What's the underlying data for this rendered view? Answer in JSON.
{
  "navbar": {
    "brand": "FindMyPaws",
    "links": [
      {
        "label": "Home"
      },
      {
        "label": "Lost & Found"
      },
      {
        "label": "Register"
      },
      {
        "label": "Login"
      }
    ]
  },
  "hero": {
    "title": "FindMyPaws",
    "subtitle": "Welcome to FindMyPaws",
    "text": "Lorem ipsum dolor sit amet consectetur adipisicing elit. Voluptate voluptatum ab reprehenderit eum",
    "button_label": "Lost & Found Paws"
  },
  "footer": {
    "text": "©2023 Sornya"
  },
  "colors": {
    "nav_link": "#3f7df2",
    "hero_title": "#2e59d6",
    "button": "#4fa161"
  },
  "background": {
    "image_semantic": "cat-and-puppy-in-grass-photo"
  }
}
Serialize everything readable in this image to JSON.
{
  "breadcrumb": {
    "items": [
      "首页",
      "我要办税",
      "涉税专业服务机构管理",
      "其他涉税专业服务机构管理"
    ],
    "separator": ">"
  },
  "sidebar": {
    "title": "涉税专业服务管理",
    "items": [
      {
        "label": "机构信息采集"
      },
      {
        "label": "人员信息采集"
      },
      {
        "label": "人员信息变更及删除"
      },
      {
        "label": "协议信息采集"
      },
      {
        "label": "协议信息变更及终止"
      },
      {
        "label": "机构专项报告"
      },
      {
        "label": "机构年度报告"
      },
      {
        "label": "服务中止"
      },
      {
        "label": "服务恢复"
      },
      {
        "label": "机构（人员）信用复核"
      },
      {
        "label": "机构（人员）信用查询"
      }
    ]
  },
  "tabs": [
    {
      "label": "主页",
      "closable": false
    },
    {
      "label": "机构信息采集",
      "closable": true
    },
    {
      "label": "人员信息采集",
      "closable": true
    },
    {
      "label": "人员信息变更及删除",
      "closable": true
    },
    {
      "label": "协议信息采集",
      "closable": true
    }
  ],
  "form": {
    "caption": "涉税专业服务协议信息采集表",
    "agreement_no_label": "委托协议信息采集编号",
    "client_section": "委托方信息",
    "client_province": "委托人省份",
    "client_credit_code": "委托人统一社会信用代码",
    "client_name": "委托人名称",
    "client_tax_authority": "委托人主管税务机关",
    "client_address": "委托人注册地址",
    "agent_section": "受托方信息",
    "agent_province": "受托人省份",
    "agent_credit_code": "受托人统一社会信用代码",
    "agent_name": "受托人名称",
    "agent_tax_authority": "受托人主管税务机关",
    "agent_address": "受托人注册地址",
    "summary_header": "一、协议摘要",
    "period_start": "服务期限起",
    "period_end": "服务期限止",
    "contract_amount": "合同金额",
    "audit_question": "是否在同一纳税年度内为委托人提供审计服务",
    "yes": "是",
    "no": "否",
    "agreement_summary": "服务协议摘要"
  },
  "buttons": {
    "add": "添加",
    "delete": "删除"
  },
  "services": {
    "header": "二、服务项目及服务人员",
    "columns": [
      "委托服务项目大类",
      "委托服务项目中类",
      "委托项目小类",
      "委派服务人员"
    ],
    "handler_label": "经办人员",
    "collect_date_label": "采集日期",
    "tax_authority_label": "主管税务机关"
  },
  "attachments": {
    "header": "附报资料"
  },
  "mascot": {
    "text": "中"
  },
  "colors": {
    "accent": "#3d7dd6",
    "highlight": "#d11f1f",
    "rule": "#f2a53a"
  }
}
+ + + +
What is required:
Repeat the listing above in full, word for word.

Result for this task:
What's the underlying data for this rendered view? Answer in JSON.
{
  "navbar": {
    "brand": "FindMyPaws",
    "links": [
      {
        "label": "Home"
      },
      {
        "label": "Lost & Found"
      },
      {
        "label": "Register"
      },
      {
        "label": "Login"
      }
    ]
  },
  "hero": {
    "title": "FindMyPaws",
    "subtitle": "Welcome to FindMyPaws",
    "text": "Lorem ipsum dolor sit amet consectetur adipisicing elit. Voluptate voluptatum ab reprehenderit eum",
    "button_label": "Lost & Found Paws"
  },
  "footer": {
    "text": "©2023 Sornya"
  },
  "colors": {
    "nav_link": "#3f7df2",
    "hero_title": "#2e59d6",
    "button": "#4fa161"
  },
  "background": {
    "image_semantic": "cat-and-puppy-in-grass-photo"
  }
}
Serialize everything readable in this image to JSON.
{
  "breadcrumb": {
    "items": [
      "首页",
      "我要办税",
      "涉税专业服务机构管理",
      "其他涉税专业服务机构管理"
    ],
    "separator": ">"
  },
  "sidebar": {
    "title": "涉税专业服务管理",
    "items": [
      {
        "label": "机构信息采集"
      },
      {
        "label": "人员信息采集"
      },
      {
        "label": "人员信息变更及删除"
      },
      {
        "label": "协议信息采集"
      },
      {
        "label": "协议信息变更及终止"
      },
      {
        "label": "机构专项报告"
      },
      {
        "label": "机构年度报告"
      },
      {
        "label": "服务中止"
      },
      {
        "label": "服务恢复"
      },
      {
        "label": "机构（人员）信用复核"
      },
      {
        "label": "机构（人员）信用查询"
      }
    ]
  },
  "tabs": [
    {
      "label": "主页",
      "closable": false
    },
    {
      "label": "机构信息采集",
      "closable": true
    },
    {
      "label": "人员信息采集",
      "closable": true
    },
    {
      "label": "人员信息变更及删除",
      "closable": true
    },
    {
      "label": "协议信息采集",
      "closable": true
    }
  ],
  "form": {
    "caption": "涉税专业服务协议信息采集表",
    "agreement_no_label": "委托协议信息采集编号",
    "client_section": "委托方信息",
    "client_province": "委托人省份",
    "client_credit_code": "委托人统一社会信用代码",
    "client_name": "委托人名称",
    "client_tax_authority": "委托人主管税务机关",
    "client_address": "委托人注册地址",
    "agent_section": "受托方信息",
    "agent_province": "受托人省份",
    "agent_credit_code": "受托人统一社会信用代码",
    "agent_name": "受托人名称",
    "agent_tax_authority": "受托人主管税务机关",
    "agent_address": "受托人注册地址",
    "summary_header": "一、协议摘要",
    "period_start": "服务期限起",
    "period_end": "服务期限止",
    "contract_amount": "合同金额",
    "audit_question": "是否在同一纳税年度内为委托人提供审计服务",
    "yes": "是",
    "no": "否",
    "agreement_summary": "服务协议摘要"
  },
  "buttons": {
    "add": "添加",
    "delete": "删除"
  },
  "services": {
    "header": "二、服务项目及服务人员",
    "columns": [
      "委托服务项目大类",
      "委托服务项目中类",
      "委托项目小类",
      "委派服务人员"
    ],
    "handler_label": "经办人员",
    "collect_date_label": "采集日期",
    "tax_authority_label": "主管税务机关"
  },
  "attachments": {
    "header": "附报资料"
  },
  "mascot": {
    "text": "中"
  },
  "colors": {
    "accent": "#3d7dd6",
    "highlight": "#d11f1f",
    "rule": "#f2a53a"
  }
}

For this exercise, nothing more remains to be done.